I was up in the tree for the expressed purpose of taking the lights, that I had so carefully placed in those branches a month ago, back down. It is the part of the dance that gives me the satisfaction of a job being complete, but also pains me a bit because I know that I won't be looking out the front window at dusk to see Holiday Magic coming alive. All that magic has been unplugged, rolled up and stuck back in the plastic tubs where it will stay for another eleven months. It is also the second time in a month that I find myself up in a tree.
Before I strung the lights, I took the time to prune away many of the extraneous branches that had popped up over the summer and were creating a challenge for my decorating process. I would like to tell you that my respect for all living things extends to the plum tree in our front yard, but that may not be completely true. Of all the trees on our property, and we have a few, it is the least photogenic. It is also the heartiest, and seems to grow with a will that embarrasses the rest of our shrubbery. That's why I have to give it props, as they say. All that gusto is, however, what makes it necessary for me to hack at it in my voluminous spare time. It continually threatens the phone and cable TV wires coming into our house from the pole outside.
That's why I did what I did. After I had taken the last strand of lights from the branches and lowered them to the ground, I found myself faced with at least a dozen suckers that were sticking straight up into the sky, threatening our communications system once again. I hesitated for a few moments, imagining that I would find myself out there again when the spring came, whittling away at the offending twigs and leaves. When I awoke from this reverie, I climbed back down, went to the garage and came back with the saw.
Don't panic. I didn't cut the whole thing down. That wouldn't have been humane, and it would have taken considerably more time and machinery than I had at my disposal. Instead, I climbed back up to my perch and found the base of the offending branch, a good foot in circumference. The reciprocating saw made short work of this chunk of wood, and soon it was a six-foot long log at on the ground. the overhead wires were safe once again, perhaps this time for good. As I sat there, in that lofty spot, I had a sudden urge to build a tree fort. It has been a while since the last time I had a place where I could sit and watch the world go by, maybe as I ate a snack or read a book. Up with the birds and the low-hanging clouds.
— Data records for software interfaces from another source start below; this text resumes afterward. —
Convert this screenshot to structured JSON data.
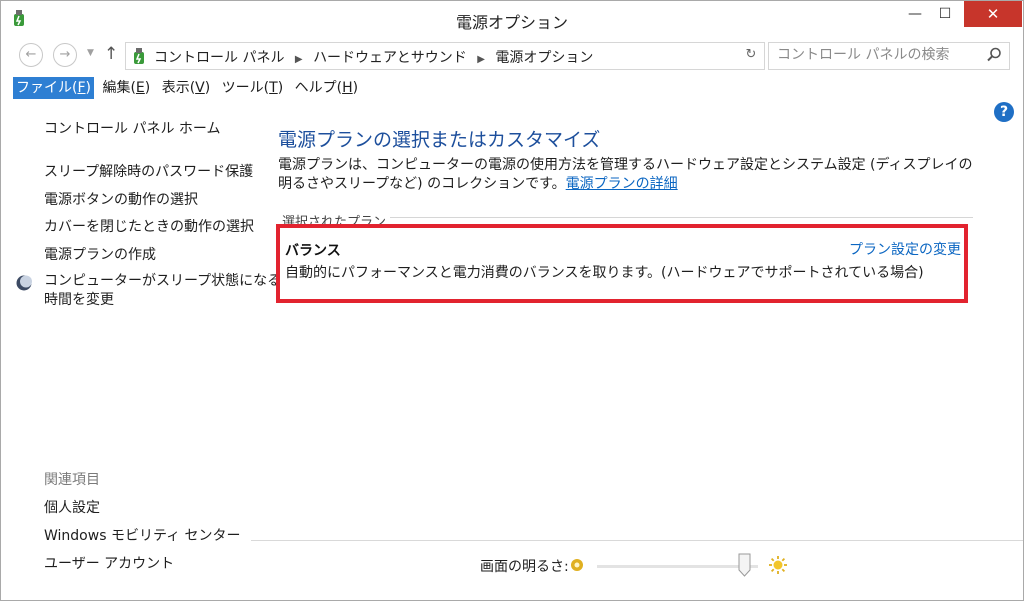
{
  "window": {
    "title": "電源オプション",
    "close_glyph": "✕",
    "max_glyph": "☐",
    "min_glyph": "—"
  },
  "nav": {
    "back_glyph": "←",
    "forward_glyph": "→",
    "dropdown_glyph": "▼",
    "up_glyph": "↑",
    "refresh_glyph": "↻",
    "breadcrumbs": [
      "コントロール パネル",
      "ハードウェアとサウンド",
      "電源オプション"
    ],
    "separator_glyph": "▶"
  },
  "search": {
    "placeholder": "コントロール パネルの検索"
  },
  "menu": {
    "file": {
      "label": "ファイル(",
      "key": "F",
      "end": ")"
    },
    "edit": {
      "label": "編集(",
      "key": "E",
      "end": ")"
    },
    "view": {
      "label": "表示(",
      "key": "V",
      "end": ")"
    },
    "tools": {
      "label": "ツール(",
      "key": "T",
      "end": ")"
    },
    "help": {
      "label": "ヘルプ(",
      "key": "H",
      "end": ")"
    }
  },
  "help_button": "?",
  "sidebar": {
    "home": "コントロール パネル ホーム",
    "links": [
      "スリープ解除時のパスワード保護",
      "電源ボタンの動作の選択",
      "カバーを閉じたときの動作の選択",
      "電源プランの作成"
    ],
    "sleep_link_line1": "コンピューターがスリープ状態になる",
    "sleep_link_line2": "時間を変更",
    "related_title": "関連項目",
    "related": [
      "個人設定",
      "Windows モビリティ センター",
      "ユーザー アカウント"
    ]
  },
  "main": {
    "title": "電源プランの選択またはカスタマイズ",
    "description": "電源プランは、コンピューターの電源の使用方法を管理するハードウェア設定とシステム設定 (ディスプレイの明るさやスリープなど) のコレクションです。",
    "description_link": "電源プランの詳細",
    "selected_plan_label": "選択されたプラン",
    "plan": {
      "name": "バランス",
      "description": "自動的にパフォーマンスと電力消費のバランスを取ります。(ハードウェアでサポートされている場合)",
      "change_link": "プラン設定の変更"
    }
  },
  "brightness": {
    "label": "画面の明るさ:",
    "level_percent": 95
  },
  "colors": {
    "title_blue": "#1d4f9c",
    "link_blue": "#0b66c2",
    "highlight_red": "#e2232f",
    "close_red": "#c7352b",
    "menu_active": "#2e7fd3"
  }
}
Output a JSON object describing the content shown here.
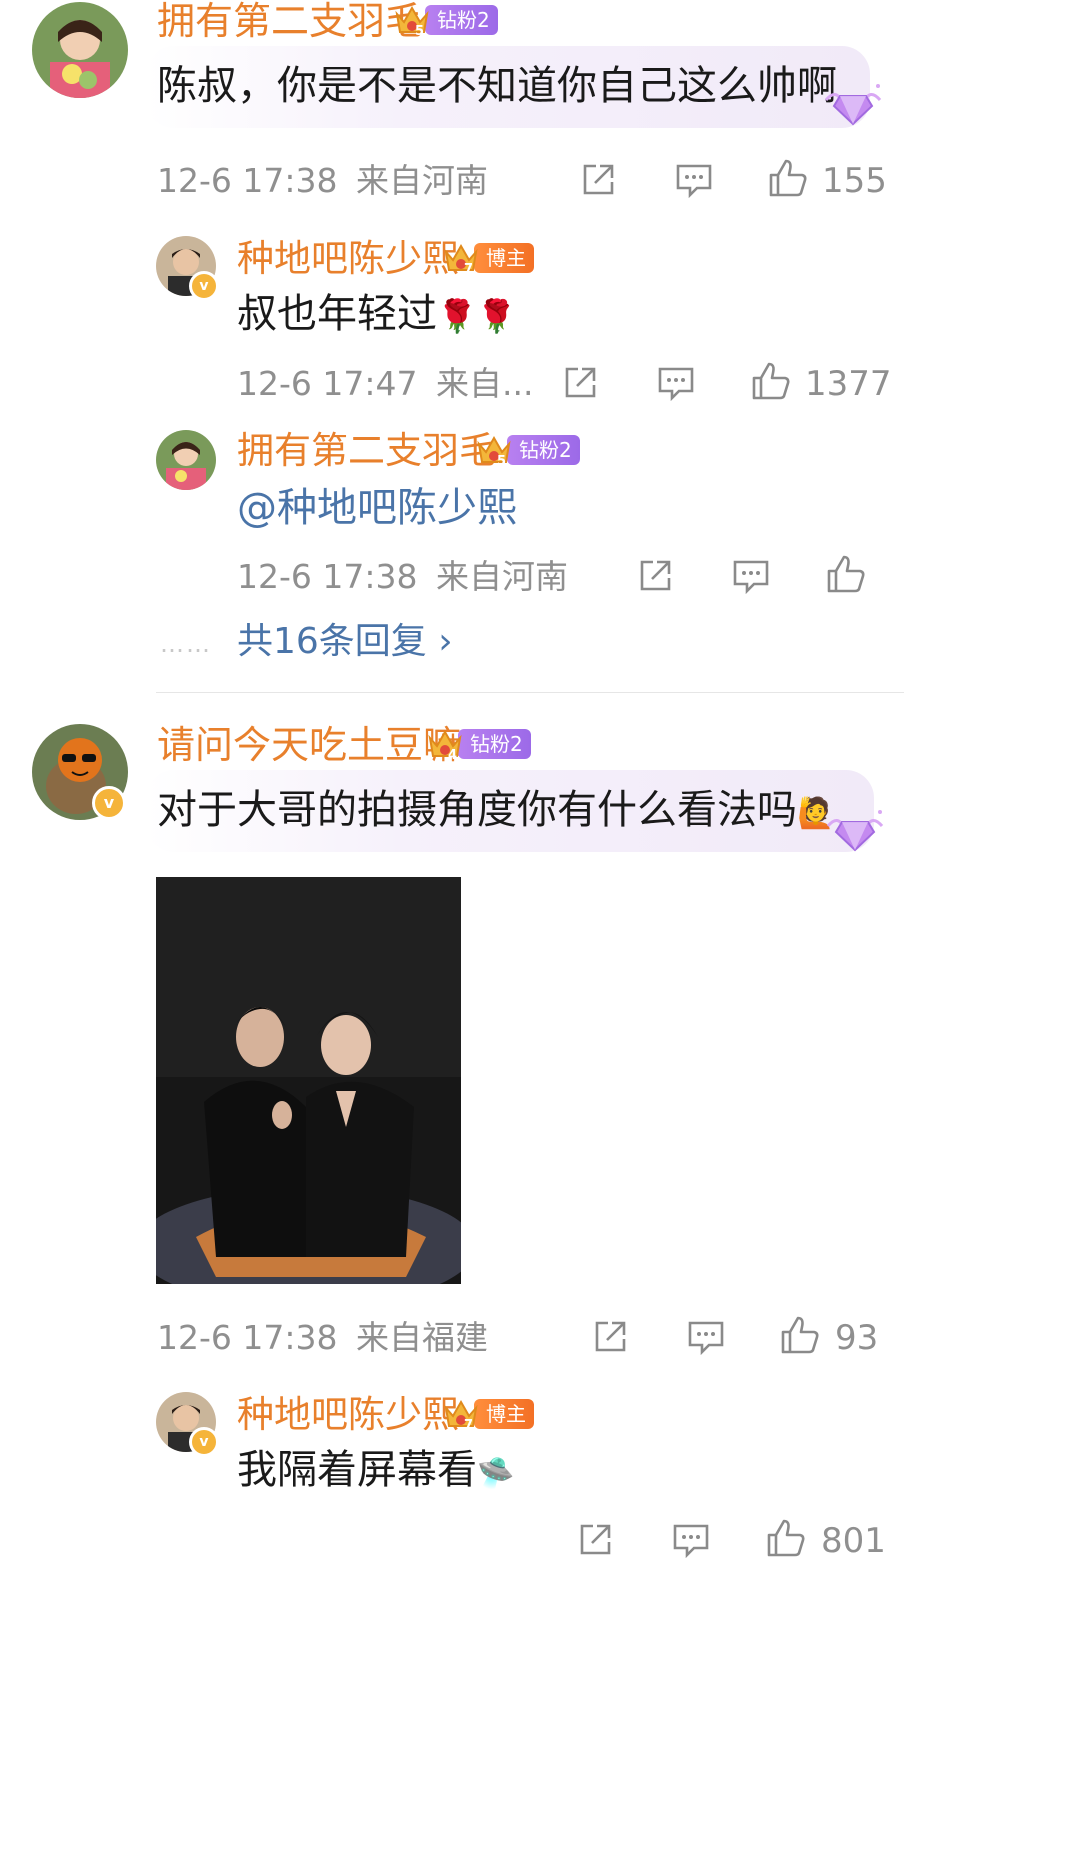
{
  "comments": [
    {
      "user": "拥有第二支羽毛",
      "badge_level": "5",
      "badge_label": "钻粉2",
      "text": "陈叔，你是不是不知道你自己这么帅啊",
      "time": "12-6 17:38",
      "location": "来自河南",
      "likes": "155",
      "replies": [
        {
          "user": "种地吧陈少熙",
          "badge_level": "7",
          "badge_label": "博主",
          "text": "叔也年轻过",
          "emoji": "🌹🌹",
          "time": "12-6 17:47",
          "location": "来自...",
          "likes": "1377"
        },
        {
          "user": "拥有第二支羽毛",
          "badge_level": "5",
          "badge_label": "钻粉2",
          "mention": "@种地吧陈少熙",
          "time": "12-6 17:38",
          "location": "来自河南",
          "likes": ""
        }
      ],
      "more_dots": "……",
      "more_replies": "共16条回复 ›"
    },
    {
      "user": "请问今天吃土豆嘛",
      "badge_level": "4",
      "badge_label": "钻粉2",
      "text": "对于大哥的拍摄角度你有什么看法吗",
      "emoji": "🙋",
      "time": "12-6 17:38",
      "location": "来自福建",
      "likes": "93",
      "replies": [
        {
          "user": "种地吧陈少熙",
          "badge_level": "7",
          "badge_label": "博主",
          "text": "我隔着屏幕看",
          "emoji": "🛸",
          "time": "",
          "location": "",
          "likes": "801"
        }
      ]
    }
  ],
  "colors": {
    "username": "#e8802c",
    "link": "#4a74a8",
    "meta": "#8f8f8f",
    "fan_badge": "#a574ec",
    "blogger_badge": "#f37025"
  }
}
I thought of the treehouses I have built in my life. I thought about the feelings of the trees. I appreciated the tenacity of our plum tree once again, and climbed back down to the earth where I belong.